Here’s that pricing setup, as leaked from Italy:

  • Galaxy S10 Lite 6GB RAM / 128GB storage: €779 ($885)
  • Galaxy S10 6GB RAM / 128GB storage: €929 ($1,056)
  • Galaxy S10 8GB RAM / 512GB storage: €1,179 ($1,340)
  • Galaxy S10+ 6GB RAM / 128GB storage: €1,049 ($1,192)
  • Galaxy S10+ 8GB RAM / 512GB storage: €1,299 ($1,477)
  • Galaxy S10+ 12GB RAM / 1TB storage: €1,600 ($1,819)

As you can easily see, the cheapest Galaxy S10 Lite, Galaxy S10, and Galaxy S10+ models all ship with 128GB of storage on board. That means you won’t have to worry about 64GB of built-in flash data not meeting your needs when it comes to local storage. And yes, it’s very likely the phones will also have microSD support, as there’s no indication Samsung will drop expendable storage anytime soon.

If the rumor is accurate, then the Galaxy S10 will force competitors to reconsider base storage for their phones.
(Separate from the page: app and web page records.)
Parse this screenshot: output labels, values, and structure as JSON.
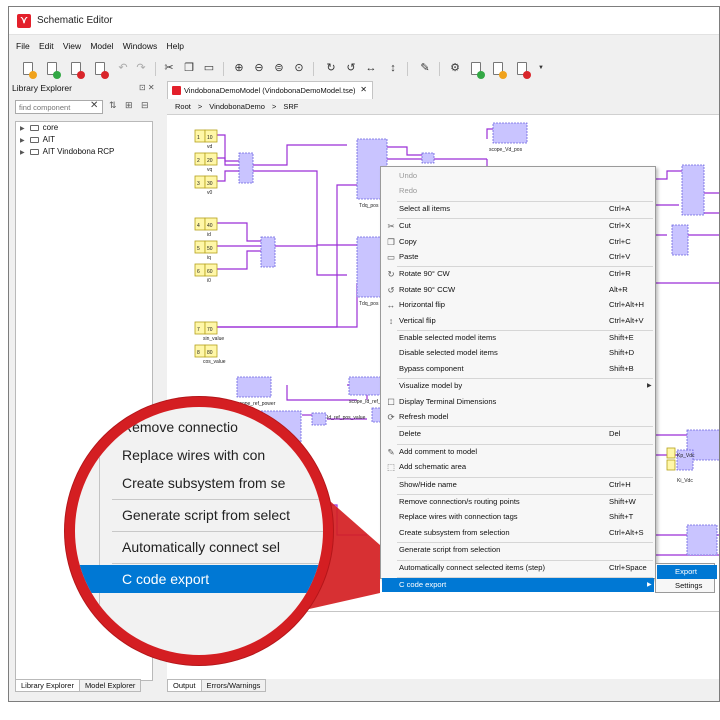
{
  "window": {
    "title": "Schematic Editor"
  },
  "menubar": [
    "File",
    "Edit",
    "View",
    "Model",
    "Windows",
    "Help"
  ],
  "library": {
    "title": "Library Explorer",
    "search_placeholder": "find component",
    "items": [
      "core",
      "AIT",
      "AIT Vindobona RCP"
    ],
    "tabs": [
      "Library Explorer",
      "Model Explorer"
    ]
  },
  "editor": {
    "tab_label": "VindobonaDemoModel (VindobonaDemoModel.tse)",
    "breadcrumb": [
      "Root",
      ">",
      "VindobonaDemo",
      ">",
      "SRF"
    ]
  },
  "output_tabs": [
    "Output",
    "Errors/Warnings"
  ],
  "diagram": {
    "inputs": [
      "1",
      "2",
      "3",
      "4",
      "5",
      "6",
      "7",
      "8"
    ],
    "const_values": [
      "10",
      "20",
      "30",
      "40",
      "50",
      "60",
      "70",
      "80"
    ],
    "labels": [
      "vd",
      "vq",
      "v0",
      "id",
      "iq",
      "i0",
      "sin_value",
      "cos_value",
      "scope_Vd_pos",
      "scope_ref_power",
      "scope_Id_ref_pos",
      "Id_ref_pos_value",
      "Ki_Vdc",
      "Kp_Vdc",
      "Tdq_pos",
      "Tdq_pos"
    ]
  },
  "context_menu": {
    "items": [
      {
        "label": "Undo",
        "shortcut": "",
        "icon": "",
        "disabled": true
      },
      {
        "label": "Redo",
        "shortcut": "",
        "icon": "",
        "disabled": true
      },
      {
        "sep": true
      },
      {
        "label": "Select all items",
        "shortcut": "Ctrl+A",
        "icon": ""
      },
      {
        "sep": true
      },
      {
        "label": "Cut",
        "shortcut": "Ctrl+X",
        "icon": "scissors-icon"
      },
      {
        "label": "Copy",
        "shortcut": "Ctrl+C",
        "icon": "copy-icon"
      },
      {
        "label": "Paste",
        "shortcut": "Ctrl+V",
        "icon": "paste-icon"
      },
      {
        "sep": true
      },
      {
        "label": "Rotate 90° CW",
        "shortcut": "Ctrl+R",
        "icon": "rotate-cw-icon"
      },
      {
        "label": "Rotate 90° CCW",
        "shortcut": "Alt+R",
        "icon": "rotate-ccw-icon"
      },
      {
        "label": "Horizontal flip",
        "shortcut": "Ctrl+Alt+H",
        "icon": "flip-horizontal-icon"
      },
      {
        "label": "Vertical flip",
        "shortcut": "Ctrl+Alt+V",
        "icon": "flip-vertical-icon"
      },
      {
        "sep": true
      },
      {
        "label": "Enable selected model items",
        "shortcut": "Shift+E",
        "icon": ""
      },
      {
        "label": "Disable selected model items",
        "shortcut": "Shift+D",
        "icon": ""
      },
      {
        "label": "Bypass component",
        "shortcut": "Shift+B",
        "icon": ""
      },
      {
        "sep": true
      },
      {
        "label": "Visualize model by",
        "shortcut": "",
        "icon": "",
        "submenu": true
      },
      {
        "label": "Display Terminal Dimensions",
        "shortcut": "",
        "icon": "checkbox-icon"
      },
      {
        "label": "Refresh model",
        "shortcut": "",
        "icon": "refresh-icon"
      },
      {
        "sep": true
      },
      {
        "label": "Delete",
        "shortcut": "Del",
        "icon": ""
      },
      {
        "sep": true
      },
      {
        "label": "Add comment to model",
        "shortcut": "",
        "icon": "comment-icon"
      },
      {
        "label": "Add schematic area",
        "shortcut": "",
        "icon": "area-icon"
      },
      {
        "sep": true
      },
      {
        "label": "Show/Hide name",
        "shortcut": "Ctrl+H",
        "icon": ""
      },
      {
        "sep": true
      },
      {
        "label": "Remove connection/s routing points",
        "shortcut": "Shift+W",
        "icon": ""
      },
      {
        "label": "Replace wires with connection tags",
        "shortcut": "Shift+T",
        "icon": ""
      },
      {
        "label": "Create subsystem from selection",
        "shortcut": "Ctrl+Alt+S",
        "icon": ""
      },
      {
        "sep": true
      },
      {
        "label": "Generate script from selection",
        "shortcut": "",
        "icon": ""
      },
      {
        "sep": true
      },
      {
        "label": "Automatically connect selected items (step)",
        "shortcut": "Ctrl+Space",
        "icon": ""
      },
      {
        "sep": true
      },
      {
        "label": "C code export",
        "shortcut": "",
        "icon": "",
        "submenu": true,
        "highlighted": true
      }
    ]
  },
  "submenu": {
    "items": [
      "Export",
      "Settings"
    ]
  },
  "magnifier": {
    "items": [
      "Remove connectio",
      "Replace wires with con",
      "Create subsystem from se",
      "Generate script from select",
      "Automatically connect sel",
      "C code export"
    ]
  }
}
Any vendor making high-end smartphones this year, including Apple, Google, and others, will have to deal with the fact that the cheapest Galaxy S10 versions have no less than 128GB of storage and act accordingly. Gone are the days when flagship phones shipped with just 16GB or 32GB of storage, but 2019 might make the 64GB storage tier forgotten. Yes, phones like the Huawei Mate 20 Pro and the OnePlus 6T do come with at least 128GB of storage on board. But Samsung does have a broader reach and may have a more significant impact on the industry. That’s because Huawei is still banned in the USA, and OnePlus is not quite able to compete with the big names in the business when it comes to sales. And if flagship handsets get more base storage, then mid-range devices should also get flash bumps later this year.
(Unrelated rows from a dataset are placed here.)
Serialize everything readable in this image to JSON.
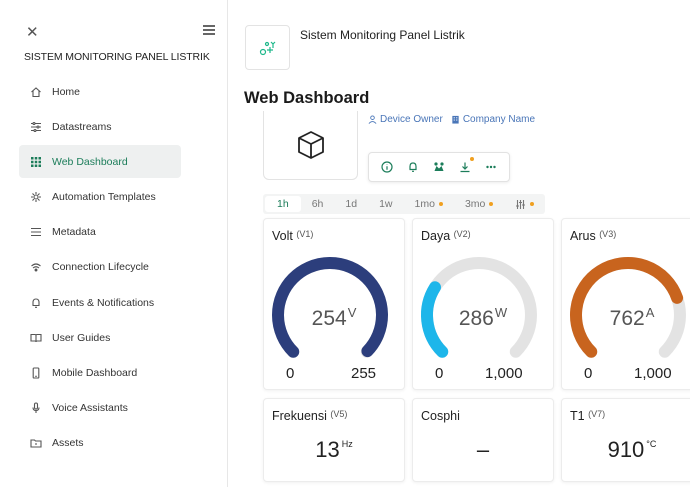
{
  "sidebar": {
    "title": "SISTEM MONITORING PANEL LISTRIK",
    "items": [
      {
        "label": "Home",
        "icon": "home-icon"
      },
      {
        "label": "Datastreams",
        "icon": "datastreams-icon"
      },
      {
        "label": "Web Dashboard",
        "icon": "grid-icon",
        "active": true
      },
      {
        "label": "Automation Templates",
        "icon": "automation-icon"
      },
      {
        "label": "Metadata",
        "icon": "list-icon"
      },
      {
        "label": "Connection Lifecycle",
        "icon": "wifi-icon"
      },
      {
        "label": "Events & Notifications",
        "icon": "bell-icon"
      },
      {
        "label": "User Guides",
        "icon": "book-icon"
      },
      {
        "label": "Mobile Dashboard",
        "icon": "phone-icon"
      },
      {
        "label": "Voice Assistants",
        "icon": "microphone-icon"
      },
      {
        "label": "Assets",
        "icon": "folder-icon"
      }
    ]
  },
  "header": {
    "template_name": "Sistem Monitoring Panel Listrik",
    "page_title": "Web Dashboard"
  },
  "device": {
    "owner_label": "Device Owner",
    "company_label": "Company Name"
  },
  "time_tabs": [
    "1h",
    "6h",
    "1d",
    "1w",
    "1mo",
    "3mo"
  ],
  "accent": "#1c7d5a",
  "widgets": {
    "volt": {
      "title": "Volt",
      "pin": "(V1)",
      "value": "254",
      "unit": "V",
      "min": "0",
      "max": "255",
      "fraction": 0.996,
      "color": "#2c3e7c"
    },
    "daya": {
      "title": "Daya",
      "pin": "(V2)",
      "value": "286",
      "unit": "W",
      "min": "0",
      "max": "1,000",
      "fraction": 0.286,
      "color": "#1db6ea"
    },
    "arus": {
      "title": "Arus",
      "pin": "(V3)",
      "value": "762",
      "unit": "A",
      "min": "0",
      "max": "1,000",
      "fraction": 0.762,
      "color": "#c8641e"
    },
    "frekuensi": {
      "title": "Frekuensi",
      "pin": "(V5)",
      "value": "13",
      "unit": "Hz"
    },
    "cosphi": {
      "title": "Cosphi",
      "value": "–"
    },
    "t1": {
      "title": "T1",
      "pin": "(V7)",
      "value": "910",
      "unit": "°C"
    }
  }
}
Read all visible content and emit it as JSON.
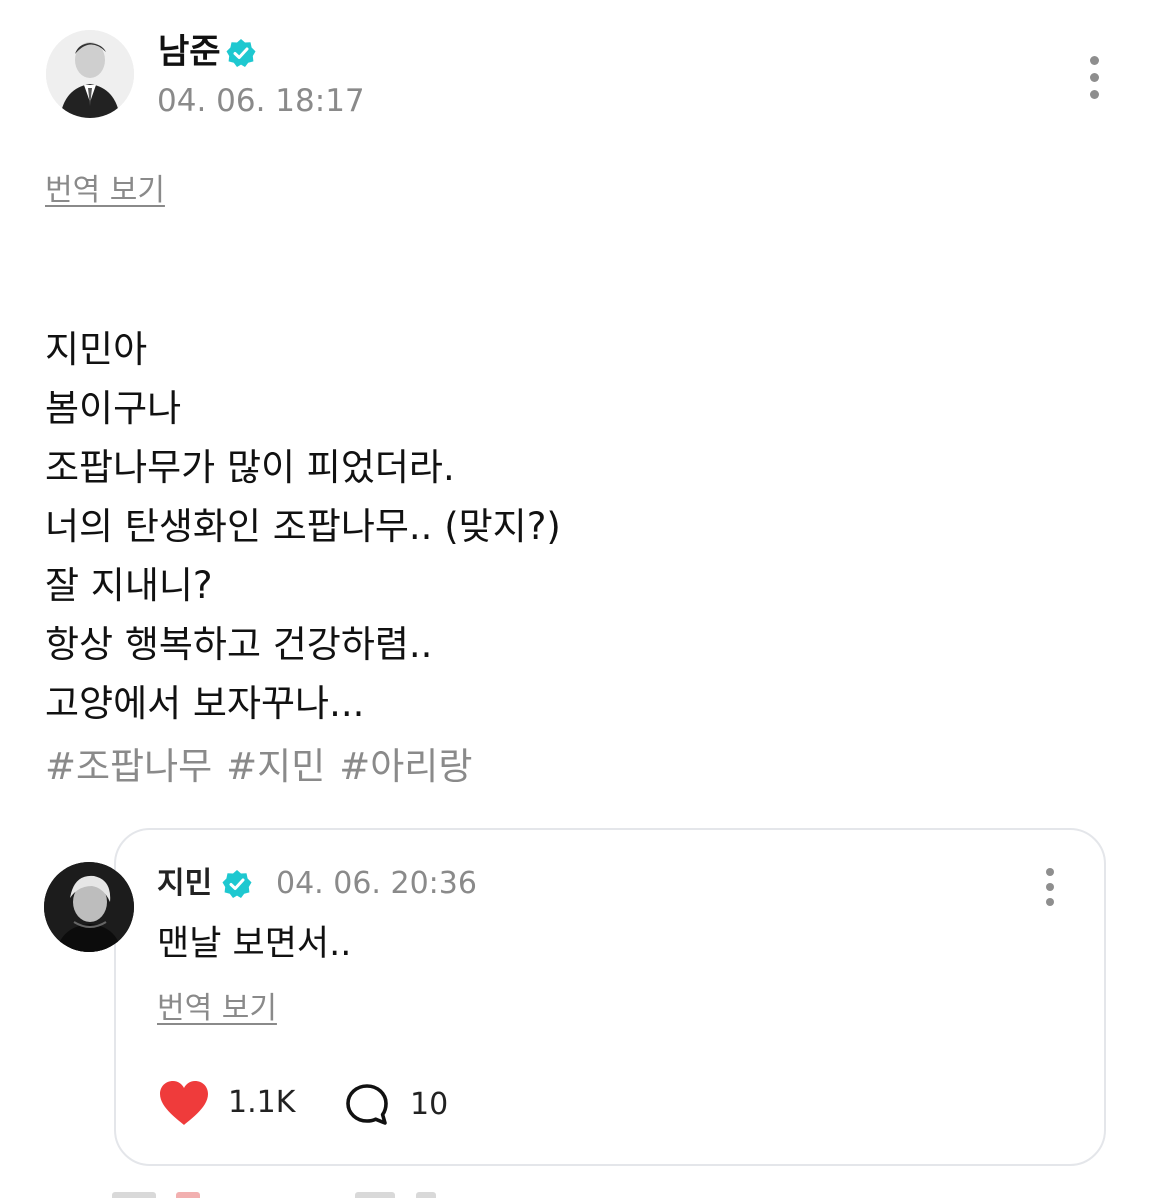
{
  "post": {
    "author": "남준",
    "timestamp": "04. 06. 18:17",
    "translate_label": "번역 보기",
    "lines": [
      "지민아",
      "봄이구나",
      "조팝나무가 많이 피었더라.",
      "너의 탄생화인 조팝나무.. (맞지?)",
      "잘 지내니?",
      "항상 행복하고 건강하렴..",
      "고양에서 보자꾸나..."
    ],
    "hashtags": [
      "#조팝나무",
      "#지민",
      "#아리랑"
    ]
  },
  "reply": {
    "author": "지민",
    "timestamp": "04. 06. 20:36",
    "text": "맨날 보면서..",
    "translate_label": "번역 보기",
    "likes": "1.1K",
    "comments": "10"
  },
  "icons": {
    "verified": "verified-badge-icon",
    "more": "more-vertical-icon",
    "like": "heart-icon",
    "comment": "speech-bubble-icon"
  },
  "colors": {
    "verified": "#1ec8d0",
    "like": "#ef3b3b",
    "muted_text": "#8a8a8a",
    "card_border": "#e4e6ea"
  }
}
What’s even better, is that the age of 5G might force additional storage-related changes on phones. The Galaxy S10 X — which is the incredibly annoying name the 5G Galaxy S10 might get — will ship with 256GB of base storage, SamMobile said a few days ago. You might not think of yourself as a person who needs that much local storage on a phone, but 5G’s increased data speed could change your mind. You might find yourself downloading more content, and capturing more high-resolution photos and videos that you can quickly share online than before. And you’ll need speedy storage for that.

Again, if Samsung sets these precedents with its next flagship handsets, including the 5G models, competitors will soon be forced to do the same. Of all of them, it’ll be interesting to see what Apple and Google do next because iPhone and Pixel phones have one thing in common when it comes to storage: they don’t support microSD cards. The cheapest iPhone XS, XS Max, and iPhone XR have 64GB of flash memory. A recent rumor, meanwhile, said the Pixel 3 Lite would have just 32GB of storage.

The Galaxy S10 X is also expected to deliver other head-turning features, including a 6.7-inch OLED Infinity-O screen that’s going to be bigger than any other Galaxy S10 display, an ultrasonic in-display fingerprint sensor, up to four rear cameras, and a 5,000 mAh battery.

It’s unclear whether Samsung will unveil the 5G Galaxy S10 on February 20th or not, but reports do say that Korean carriers will launch this 5G phone by late March.

Chris Smith Senior Writer

Chris Smith has been covering consumer electronics ever since the iPhone revolutionized the industry in 2008. When he’s not writing about the most recent tech news for BGR, he brings his entertainment expertise to Marvel’s Cinematic Universe and other blockbuster franchises.

Outside of work, you’ll catch him streaming almost every new movie and TV show release as soon as it's available.